Ivory trafficking investigation in Mozambique reveals vast Chinese-led network
Traffic / A Malaysian Customs officer displays the contents of one of the two suitcases seized
Royal Malaysian Customs have arrested a Vietnamese national with an estimated 36 kg of partially processed ivory pieces in two suitcases at the Kuala Lumpur International Airport (KLIA).
The suspect had travelled to Malaysia from Addis Ababa on an Ethiopian airlines on 14th July and had checked-in the ivory laden bags.
Dato Hamzah Sundang, Director of Customs at KLIA told a press conference today that they were looking into where in Africa the suspect had begun his journey. Malaysia was his last known stop.
He also told media that the suspect had permanent resident status in Mozambique and that the man had travelled to Malaysia twice before.
The man is being held under remand for 14 days from 15th July and is expected to face charges under Section 135 (1) (a) of the Customs Act 1967 for illegal import of prohibited goods.
If found guilty, he faces a fine of between 10 and 20 times the value of the seized shipment, or up to three years in jail, or both.
This is not the first time Vietnamese nationals have been caught trafficking ivory to Malaysia. In March 2016, two Vietnamese men were nabbed at KLIA upon arrival carrying bags containing 101 kg of ivory. Later that same day another bag containing 58 kg was found at the airport. At the time authorities said that they believed the bag belonged to a Vietnamese passenger who had flown in from Ethiopia, bound for Hanoi.

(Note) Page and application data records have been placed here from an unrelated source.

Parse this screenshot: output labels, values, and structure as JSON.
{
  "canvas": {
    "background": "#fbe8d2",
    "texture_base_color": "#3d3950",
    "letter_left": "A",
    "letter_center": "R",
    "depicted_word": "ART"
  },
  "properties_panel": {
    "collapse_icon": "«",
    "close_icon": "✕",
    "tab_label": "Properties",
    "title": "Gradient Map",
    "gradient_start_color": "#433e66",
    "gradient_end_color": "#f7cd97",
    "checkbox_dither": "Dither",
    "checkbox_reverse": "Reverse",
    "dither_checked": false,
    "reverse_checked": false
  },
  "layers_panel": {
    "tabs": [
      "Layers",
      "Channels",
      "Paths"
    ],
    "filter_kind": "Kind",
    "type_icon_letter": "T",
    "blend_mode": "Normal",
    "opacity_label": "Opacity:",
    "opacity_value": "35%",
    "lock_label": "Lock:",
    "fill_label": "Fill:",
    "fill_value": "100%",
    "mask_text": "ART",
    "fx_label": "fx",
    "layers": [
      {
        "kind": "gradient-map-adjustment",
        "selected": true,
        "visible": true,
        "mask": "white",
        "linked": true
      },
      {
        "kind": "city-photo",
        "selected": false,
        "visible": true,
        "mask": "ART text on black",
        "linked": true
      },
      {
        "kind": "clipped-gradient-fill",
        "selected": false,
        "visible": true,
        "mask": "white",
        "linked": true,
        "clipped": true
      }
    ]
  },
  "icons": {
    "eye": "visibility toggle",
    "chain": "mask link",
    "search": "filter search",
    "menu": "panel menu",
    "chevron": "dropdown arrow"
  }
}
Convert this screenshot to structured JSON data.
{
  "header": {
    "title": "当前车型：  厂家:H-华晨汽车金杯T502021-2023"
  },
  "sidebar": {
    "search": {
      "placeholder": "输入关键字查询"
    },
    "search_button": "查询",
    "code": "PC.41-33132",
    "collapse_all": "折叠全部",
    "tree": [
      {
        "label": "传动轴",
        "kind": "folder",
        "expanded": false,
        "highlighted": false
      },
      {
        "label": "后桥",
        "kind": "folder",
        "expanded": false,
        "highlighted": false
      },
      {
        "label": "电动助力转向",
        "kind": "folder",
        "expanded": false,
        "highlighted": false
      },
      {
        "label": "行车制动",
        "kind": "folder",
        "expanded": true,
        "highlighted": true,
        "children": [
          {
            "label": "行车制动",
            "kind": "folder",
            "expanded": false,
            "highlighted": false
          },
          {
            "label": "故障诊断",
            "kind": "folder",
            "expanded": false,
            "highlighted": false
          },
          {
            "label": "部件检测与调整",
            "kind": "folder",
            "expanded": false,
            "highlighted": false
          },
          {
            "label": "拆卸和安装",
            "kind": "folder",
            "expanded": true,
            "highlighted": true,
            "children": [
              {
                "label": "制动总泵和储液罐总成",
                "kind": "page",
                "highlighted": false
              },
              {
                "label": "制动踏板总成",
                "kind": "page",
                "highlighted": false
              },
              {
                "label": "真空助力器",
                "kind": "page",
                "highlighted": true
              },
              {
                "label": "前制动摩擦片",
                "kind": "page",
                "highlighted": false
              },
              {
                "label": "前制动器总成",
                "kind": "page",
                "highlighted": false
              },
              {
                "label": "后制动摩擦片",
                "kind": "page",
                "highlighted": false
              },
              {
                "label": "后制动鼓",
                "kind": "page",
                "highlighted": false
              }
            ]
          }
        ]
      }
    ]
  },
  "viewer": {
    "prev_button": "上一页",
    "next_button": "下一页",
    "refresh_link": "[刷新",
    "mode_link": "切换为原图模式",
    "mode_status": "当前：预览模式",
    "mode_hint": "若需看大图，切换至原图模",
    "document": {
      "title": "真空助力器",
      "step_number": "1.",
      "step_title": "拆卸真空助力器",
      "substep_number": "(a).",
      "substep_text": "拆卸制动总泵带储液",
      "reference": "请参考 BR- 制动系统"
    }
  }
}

A string of recent seizures in Malaysia has put a spotlight on wildlife trafficking between Africa and Asia.
“Recent seizures of rhino horn, pangolin scales and tortoises from Africa shows that illegal traders continue to use Malaysia when smuggling wildlife products into and through Asia,” said Kanitha Krishnasamy, TRAFFIC’s Acting Regional Director for Southeast Asia.
“It is important that African, Malaysian and Vietnamese authorities to work together to break the links in this cross-continental illegal wildlife trade.”Source: Traffic
Poached Niassa tusks leaving via Tanzania